YOUR GOAL =>
Present the count of lines in the entries below that hold "JSON", and present nothing else.

RECORDS PROVIDED =>
-----

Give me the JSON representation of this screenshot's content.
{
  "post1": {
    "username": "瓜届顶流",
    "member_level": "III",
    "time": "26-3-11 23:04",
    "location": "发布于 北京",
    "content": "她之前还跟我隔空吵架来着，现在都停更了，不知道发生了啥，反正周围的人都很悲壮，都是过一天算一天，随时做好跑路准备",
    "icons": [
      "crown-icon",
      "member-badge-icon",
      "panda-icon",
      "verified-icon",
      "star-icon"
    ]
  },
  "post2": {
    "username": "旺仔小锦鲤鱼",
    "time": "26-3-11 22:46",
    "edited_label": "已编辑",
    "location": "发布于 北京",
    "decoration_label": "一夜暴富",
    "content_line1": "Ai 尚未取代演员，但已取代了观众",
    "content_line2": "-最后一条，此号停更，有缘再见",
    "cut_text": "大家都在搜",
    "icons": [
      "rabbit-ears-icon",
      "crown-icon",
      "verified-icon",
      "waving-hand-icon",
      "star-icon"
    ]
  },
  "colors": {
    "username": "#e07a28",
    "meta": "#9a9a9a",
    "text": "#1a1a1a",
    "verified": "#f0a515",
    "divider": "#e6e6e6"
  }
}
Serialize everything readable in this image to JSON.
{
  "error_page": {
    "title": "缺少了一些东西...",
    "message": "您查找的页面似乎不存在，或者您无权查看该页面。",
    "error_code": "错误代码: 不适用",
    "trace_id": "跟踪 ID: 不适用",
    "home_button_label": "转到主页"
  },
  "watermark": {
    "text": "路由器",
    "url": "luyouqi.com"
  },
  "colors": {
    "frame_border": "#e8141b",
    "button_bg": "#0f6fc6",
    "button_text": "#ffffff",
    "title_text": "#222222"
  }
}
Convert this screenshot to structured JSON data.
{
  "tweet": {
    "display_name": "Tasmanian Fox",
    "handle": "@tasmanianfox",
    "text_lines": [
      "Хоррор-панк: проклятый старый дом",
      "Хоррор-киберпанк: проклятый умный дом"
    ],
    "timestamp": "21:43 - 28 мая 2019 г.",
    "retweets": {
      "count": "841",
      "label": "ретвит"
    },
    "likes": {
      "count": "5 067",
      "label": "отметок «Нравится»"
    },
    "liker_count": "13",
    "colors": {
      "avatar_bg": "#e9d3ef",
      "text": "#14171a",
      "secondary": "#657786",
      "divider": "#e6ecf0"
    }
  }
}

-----

WRITTEN REPLY =>
3